*** RECORDS FOR THIS TASK ***
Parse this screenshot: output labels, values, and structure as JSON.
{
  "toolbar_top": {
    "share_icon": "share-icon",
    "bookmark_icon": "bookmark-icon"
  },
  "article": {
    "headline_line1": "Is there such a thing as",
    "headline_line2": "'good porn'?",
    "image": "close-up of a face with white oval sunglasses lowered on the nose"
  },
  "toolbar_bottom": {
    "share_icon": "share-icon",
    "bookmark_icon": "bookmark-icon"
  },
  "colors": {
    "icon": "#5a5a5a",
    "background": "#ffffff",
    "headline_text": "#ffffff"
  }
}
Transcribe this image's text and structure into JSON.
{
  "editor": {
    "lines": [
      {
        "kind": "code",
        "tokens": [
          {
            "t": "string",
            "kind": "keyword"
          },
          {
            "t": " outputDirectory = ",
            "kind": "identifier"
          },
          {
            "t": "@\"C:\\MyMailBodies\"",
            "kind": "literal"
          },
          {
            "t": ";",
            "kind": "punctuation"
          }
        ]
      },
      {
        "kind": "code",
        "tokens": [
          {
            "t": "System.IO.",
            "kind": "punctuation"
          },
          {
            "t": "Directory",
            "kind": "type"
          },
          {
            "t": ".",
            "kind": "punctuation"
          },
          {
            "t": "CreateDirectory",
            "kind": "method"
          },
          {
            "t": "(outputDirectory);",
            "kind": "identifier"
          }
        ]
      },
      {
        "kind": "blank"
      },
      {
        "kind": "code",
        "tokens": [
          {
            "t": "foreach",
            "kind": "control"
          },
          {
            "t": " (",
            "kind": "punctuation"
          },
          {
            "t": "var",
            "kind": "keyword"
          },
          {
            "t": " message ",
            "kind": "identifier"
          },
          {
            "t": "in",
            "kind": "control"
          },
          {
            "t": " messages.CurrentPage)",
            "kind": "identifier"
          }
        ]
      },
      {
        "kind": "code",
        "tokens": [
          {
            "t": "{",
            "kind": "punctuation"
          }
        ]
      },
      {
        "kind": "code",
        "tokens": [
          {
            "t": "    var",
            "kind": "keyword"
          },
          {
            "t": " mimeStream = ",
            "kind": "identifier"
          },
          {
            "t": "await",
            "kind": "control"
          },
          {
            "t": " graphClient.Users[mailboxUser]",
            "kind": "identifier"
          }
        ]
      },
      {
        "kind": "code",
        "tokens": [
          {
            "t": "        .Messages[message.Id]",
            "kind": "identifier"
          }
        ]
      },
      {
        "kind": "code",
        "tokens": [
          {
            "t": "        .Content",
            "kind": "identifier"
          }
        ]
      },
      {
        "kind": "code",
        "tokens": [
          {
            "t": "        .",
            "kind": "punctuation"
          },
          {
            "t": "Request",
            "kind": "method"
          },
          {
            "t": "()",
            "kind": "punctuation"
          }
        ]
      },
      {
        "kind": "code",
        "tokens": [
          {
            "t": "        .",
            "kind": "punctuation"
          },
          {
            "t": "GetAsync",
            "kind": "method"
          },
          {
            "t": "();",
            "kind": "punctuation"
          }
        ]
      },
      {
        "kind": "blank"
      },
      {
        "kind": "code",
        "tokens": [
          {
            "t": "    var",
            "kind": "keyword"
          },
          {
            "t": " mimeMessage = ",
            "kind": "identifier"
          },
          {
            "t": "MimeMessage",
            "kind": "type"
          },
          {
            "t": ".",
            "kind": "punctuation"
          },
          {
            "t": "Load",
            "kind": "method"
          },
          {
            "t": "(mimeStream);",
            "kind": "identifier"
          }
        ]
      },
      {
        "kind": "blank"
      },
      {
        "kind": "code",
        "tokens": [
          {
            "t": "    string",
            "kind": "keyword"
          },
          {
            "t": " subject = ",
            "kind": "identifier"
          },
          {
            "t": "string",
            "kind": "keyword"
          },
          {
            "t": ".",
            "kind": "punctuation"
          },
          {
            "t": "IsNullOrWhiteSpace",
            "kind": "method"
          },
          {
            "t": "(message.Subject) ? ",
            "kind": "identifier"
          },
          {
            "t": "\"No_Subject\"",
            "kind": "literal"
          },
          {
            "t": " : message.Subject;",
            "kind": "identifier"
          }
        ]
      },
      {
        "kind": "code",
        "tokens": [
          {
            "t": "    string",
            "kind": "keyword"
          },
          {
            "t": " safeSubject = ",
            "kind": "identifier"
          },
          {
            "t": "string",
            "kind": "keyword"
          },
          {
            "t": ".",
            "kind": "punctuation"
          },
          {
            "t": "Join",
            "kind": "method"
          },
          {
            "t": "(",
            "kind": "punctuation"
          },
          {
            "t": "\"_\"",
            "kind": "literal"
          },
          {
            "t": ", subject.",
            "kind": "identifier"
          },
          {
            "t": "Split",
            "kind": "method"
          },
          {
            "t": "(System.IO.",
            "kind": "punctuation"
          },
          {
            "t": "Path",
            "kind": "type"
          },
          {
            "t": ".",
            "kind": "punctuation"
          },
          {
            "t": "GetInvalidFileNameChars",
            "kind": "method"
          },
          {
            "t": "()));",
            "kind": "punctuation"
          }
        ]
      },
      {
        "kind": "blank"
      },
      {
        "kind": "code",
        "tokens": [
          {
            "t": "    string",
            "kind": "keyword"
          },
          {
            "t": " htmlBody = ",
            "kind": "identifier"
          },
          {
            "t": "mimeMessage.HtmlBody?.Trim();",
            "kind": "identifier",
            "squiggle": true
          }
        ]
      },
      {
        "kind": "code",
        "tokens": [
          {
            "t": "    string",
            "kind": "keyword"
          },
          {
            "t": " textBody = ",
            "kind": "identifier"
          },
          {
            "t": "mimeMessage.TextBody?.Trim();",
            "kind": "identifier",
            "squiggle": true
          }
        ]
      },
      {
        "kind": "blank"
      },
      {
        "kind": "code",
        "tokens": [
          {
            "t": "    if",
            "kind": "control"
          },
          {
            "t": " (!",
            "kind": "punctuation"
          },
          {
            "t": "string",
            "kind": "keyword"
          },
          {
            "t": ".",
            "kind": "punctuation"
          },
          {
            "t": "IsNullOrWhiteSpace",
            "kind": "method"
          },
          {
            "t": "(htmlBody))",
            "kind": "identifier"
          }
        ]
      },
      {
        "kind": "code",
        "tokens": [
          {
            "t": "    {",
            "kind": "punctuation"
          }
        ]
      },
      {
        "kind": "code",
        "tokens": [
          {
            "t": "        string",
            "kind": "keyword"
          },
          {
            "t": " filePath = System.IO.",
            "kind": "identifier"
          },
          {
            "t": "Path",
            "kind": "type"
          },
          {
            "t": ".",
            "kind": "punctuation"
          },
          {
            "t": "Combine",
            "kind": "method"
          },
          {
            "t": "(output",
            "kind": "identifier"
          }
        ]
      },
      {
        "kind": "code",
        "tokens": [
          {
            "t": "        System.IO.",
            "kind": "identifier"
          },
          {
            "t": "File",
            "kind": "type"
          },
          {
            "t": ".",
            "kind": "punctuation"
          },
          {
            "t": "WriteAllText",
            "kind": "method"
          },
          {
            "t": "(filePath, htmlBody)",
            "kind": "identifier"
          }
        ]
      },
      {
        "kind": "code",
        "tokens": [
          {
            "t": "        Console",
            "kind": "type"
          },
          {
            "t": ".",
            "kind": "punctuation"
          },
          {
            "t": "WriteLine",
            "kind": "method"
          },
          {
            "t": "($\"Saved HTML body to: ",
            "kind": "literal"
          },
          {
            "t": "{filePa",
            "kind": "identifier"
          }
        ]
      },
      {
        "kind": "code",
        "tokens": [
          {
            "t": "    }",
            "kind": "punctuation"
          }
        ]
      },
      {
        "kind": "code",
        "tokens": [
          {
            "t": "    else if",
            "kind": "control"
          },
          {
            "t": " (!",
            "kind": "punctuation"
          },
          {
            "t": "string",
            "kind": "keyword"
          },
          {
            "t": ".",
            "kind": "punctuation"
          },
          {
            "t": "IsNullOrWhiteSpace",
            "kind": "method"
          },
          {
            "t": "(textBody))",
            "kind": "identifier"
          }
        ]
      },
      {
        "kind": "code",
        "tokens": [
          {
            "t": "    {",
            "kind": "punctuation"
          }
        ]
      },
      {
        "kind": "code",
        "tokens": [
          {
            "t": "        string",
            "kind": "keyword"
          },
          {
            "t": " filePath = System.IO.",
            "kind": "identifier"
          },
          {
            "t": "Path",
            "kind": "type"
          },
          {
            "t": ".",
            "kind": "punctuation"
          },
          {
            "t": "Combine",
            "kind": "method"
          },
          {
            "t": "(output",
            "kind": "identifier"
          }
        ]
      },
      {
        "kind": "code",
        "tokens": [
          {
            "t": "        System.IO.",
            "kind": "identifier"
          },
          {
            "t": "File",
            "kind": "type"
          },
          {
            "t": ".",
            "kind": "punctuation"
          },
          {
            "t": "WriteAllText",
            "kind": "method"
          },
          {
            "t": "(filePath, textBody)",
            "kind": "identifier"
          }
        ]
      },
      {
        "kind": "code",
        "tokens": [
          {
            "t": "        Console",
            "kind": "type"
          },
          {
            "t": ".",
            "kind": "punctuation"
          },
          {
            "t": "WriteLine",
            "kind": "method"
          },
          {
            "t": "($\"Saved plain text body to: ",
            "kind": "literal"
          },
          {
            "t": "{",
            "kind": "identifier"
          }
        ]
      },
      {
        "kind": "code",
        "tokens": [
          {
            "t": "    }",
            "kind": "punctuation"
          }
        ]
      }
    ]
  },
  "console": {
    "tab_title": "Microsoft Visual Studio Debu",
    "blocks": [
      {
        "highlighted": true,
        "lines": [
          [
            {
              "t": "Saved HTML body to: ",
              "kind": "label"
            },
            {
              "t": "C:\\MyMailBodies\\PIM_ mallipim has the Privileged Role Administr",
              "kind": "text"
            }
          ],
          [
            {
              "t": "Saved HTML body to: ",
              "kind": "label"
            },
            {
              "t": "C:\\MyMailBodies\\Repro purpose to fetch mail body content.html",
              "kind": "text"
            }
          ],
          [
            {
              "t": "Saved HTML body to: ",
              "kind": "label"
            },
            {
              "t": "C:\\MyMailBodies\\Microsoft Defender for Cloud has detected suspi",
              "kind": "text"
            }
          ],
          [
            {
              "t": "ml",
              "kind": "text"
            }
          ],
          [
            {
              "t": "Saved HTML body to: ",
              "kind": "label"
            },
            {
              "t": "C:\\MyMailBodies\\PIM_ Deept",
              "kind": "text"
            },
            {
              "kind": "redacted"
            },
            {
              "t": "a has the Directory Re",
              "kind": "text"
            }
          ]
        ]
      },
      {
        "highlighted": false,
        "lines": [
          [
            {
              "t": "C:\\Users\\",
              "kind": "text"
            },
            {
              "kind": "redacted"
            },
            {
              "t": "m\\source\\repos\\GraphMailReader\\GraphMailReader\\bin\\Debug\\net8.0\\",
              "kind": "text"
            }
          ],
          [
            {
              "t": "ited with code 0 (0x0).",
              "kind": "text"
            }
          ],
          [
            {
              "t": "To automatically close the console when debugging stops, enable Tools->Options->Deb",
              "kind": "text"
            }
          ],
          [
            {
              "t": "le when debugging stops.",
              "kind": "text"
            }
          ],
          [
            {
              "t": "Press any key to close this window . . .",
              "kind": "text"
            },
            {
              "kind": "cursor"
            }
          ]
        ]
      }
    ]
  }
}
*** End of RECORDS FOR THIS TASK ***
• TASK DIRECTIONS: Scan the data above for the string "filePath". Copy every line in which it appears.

• ANSWER SPACE:
            "t": " filePath = System.IO.",
            "t": "(filePath, htmlBody)",
            "t": " filePath = System.IO.",
            "t": "(filePath, textBody)",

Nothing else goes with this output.